The difference between a Skinner box and a confessional

I went out for coffee last night with one of my parishioners. He is a psychology major at Concordia University, and was one of my students a while ago. Our conversation was somewhat freewheeling, taking in (in no particular order) the proper way to make a cappuccino, the weakness of the Euro vs. the American Dollar, and the strengths and weaknesses of Quebec public policy regarding education.

One of the more interesting points of our discussion, however, was when we discussed Philip Rieff’s book The Triumph of the Therapeutic. This book was written in 1966, and it has quite accurately predicted many of the features of our current 2004 culture. My coffee partner agreed with much of Rieff’s assessment, especially since he sees a lot of it contained in his textbooks as a set of not-so-hidden assumptions. What we both came to realise is that what is at stake is our vision of what it means to be human.

Christianity, in my view, is not really so much about God-as-such as about God-with-us. Christianity is a religion about salvation, which means it demands a particular vision of the human person. The most basic doctrines of Christianity — the Incarnation, for example — require us to present such a vision. IMHO, most Christian heresies in fact stem from a poor understanding of human nature. But as Vatican II put it,

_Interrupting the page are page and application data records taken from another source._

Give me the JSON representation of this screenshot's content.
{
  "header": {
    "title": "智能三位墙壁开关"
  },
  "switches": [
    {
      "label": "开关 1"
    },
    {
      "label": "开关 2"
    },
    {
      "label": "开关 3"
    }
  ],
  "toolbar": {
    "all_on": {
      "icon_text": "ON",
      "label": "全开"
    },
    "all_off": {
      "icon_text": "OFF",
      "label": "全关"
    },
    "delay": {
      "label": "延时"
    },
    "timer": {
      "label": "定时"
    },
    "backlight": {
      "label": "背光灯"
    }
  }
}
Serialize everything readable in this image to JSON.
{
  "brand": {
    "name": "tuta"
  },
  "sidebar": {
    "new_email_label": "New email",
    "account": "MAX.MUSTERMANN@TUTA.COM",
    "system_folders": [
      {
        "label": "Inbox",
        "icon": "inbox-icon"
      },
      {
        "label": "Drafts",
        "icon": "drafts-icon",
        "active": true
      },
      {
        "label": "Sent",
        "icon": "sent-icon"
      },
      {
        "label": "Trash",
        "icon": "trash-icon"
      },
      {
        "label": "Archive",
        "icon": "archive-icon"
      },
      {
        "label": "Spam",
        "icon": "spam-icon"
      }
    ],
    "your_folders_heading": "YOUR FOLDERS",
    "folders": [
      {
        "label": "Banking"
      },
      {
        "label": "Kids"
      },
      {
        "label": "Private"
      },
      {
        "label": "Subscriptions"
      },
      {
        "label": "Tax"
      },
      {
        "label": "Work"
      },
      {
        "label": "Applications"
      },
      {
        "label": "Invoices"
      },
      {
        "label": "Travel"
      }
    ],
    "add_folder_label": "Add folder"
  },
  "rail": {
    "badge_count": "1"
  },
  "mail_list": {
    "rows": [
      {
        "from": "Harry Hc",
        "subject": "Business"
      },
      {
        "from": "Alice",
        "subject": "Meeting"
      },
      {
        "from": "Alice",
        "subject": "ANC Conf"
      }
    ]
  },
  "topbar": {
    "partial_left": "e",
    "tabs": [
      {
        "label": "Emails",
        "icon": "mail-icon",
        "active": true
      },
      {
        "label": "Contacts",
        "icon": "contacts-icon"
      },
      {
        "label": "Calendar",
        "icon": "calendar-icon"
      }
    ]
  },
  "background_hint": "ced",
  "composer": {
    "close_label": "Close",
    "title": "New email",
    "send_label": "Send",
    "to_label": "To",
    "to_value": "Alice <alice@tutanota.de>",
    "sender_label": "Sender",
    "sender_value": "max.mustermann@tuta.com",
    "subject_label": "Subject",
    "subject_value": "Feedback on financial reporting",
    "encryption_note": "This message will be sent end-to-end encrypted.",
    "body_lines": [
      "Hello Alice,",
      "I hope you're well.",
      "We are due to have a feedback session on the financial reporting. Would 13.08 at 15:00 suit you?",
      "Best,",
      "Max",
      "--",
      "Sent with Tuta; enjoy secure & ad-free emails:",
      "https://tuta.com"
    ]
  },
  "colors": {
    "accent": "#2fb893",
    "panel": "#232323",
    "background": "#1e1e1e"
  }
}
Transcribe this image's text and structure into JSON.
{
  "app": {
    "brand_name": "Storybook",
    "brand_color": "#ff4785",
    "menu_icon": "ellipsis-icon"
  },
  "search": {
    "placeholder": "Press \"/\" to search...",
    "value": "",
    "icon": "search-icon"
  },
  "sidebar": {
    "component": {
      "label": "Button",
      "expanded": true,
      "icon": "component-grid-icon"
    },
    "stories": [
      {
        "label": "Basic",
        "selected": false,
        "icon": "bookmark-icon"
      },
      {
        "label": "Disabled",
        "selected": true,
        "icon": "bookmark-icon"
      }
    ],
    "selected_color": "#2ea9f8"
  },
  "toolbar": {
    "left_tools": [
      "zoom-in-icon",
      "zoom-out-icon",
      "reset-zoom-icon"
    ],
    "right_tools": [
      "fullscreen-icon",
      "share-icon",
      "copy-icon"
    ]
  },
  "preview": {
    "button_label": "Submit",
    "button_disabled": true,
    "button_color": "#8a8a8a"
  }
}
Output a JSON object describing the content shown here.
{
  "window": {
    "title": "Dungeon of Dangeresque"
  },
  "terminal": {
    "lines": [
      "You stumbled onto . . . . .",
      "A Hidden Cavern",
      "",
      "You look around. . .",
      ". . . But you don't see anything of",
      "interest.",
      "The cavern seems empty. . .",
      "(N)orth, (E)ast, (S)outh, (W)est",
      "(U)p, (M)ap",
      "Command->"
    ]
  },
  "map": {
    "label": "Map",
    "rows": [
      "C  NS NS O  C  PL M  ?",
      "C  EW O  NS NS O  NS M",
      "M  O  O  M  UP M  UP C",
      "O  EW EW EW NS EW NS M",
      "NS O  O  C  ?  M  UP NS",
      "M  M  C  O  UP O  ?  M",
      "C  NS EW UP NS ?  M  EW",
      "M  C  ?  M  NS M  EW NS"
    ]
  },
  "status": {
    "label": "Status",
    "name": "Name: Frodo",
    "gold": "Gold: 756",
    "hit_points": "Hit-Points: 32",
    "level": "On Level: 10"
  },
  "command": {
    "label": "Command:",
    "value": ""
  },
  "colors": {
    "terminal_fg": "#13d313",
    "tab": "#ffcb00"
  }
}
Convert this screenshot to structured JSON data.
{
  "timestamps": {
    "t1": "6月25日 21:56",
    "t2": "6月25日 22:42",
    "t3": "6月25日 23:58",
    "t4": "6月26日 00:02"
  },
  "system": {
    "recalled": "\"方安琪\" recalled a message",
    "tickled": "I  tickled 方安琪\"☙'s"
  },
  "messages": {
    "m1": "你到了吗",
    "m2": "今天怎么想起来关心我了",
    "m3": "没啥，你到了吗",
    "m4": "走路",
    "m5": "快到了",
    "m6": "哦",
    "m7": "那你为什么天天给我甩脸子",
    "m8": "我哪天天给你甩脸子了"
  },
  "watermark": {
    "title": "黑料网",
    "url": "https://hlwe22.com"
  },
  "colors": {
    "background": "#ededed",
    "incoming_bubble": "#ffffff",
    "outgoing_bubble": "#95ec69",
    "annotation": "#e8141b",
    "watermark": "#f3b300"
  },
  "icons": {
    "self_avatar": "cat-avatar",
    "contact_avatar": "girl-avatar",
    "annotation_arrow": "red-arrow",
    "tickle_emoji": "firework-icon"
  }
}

“The truth is that only in the mystery of the incarnate Word does the mystery of man take on light. For Adam, the first man, was a figure of Him Who was to come, namely Christ the Lord. Christ, the final Adam, by the revelation of the mystery of the Father and His love, fully reveals man to man himself and makes his supreme calling clear.” (Gaudium et spes, no. 22)

Modern psychology, with its related sciences of sociology and anthropology, has built a pseudo-scientific vision of man that, in my opinion, has a major Achilles heel: it is not able to properly take into account free will. These disciplines attempt to be sciences, and so therefore contain a necessary deterministic assumption. This is, in my opinion, what truly distinguishes a therapy session from an experience of the Sacrament of Reconciliation, because while scientific psychology has trouble incorporating free will in its model of the human person, confession presumes the person has free will in the first place, that the person has abused it through sin, and that now the person is using it to repent and reconcile with God. To be sure, some knowledge of psychology and therapeutic techniques (such as active listening) is very valuable in the confessional, but the presumption is in favour of free will, not in favour of determinism. There is a big difference between a “confessional box” and a Skinner box!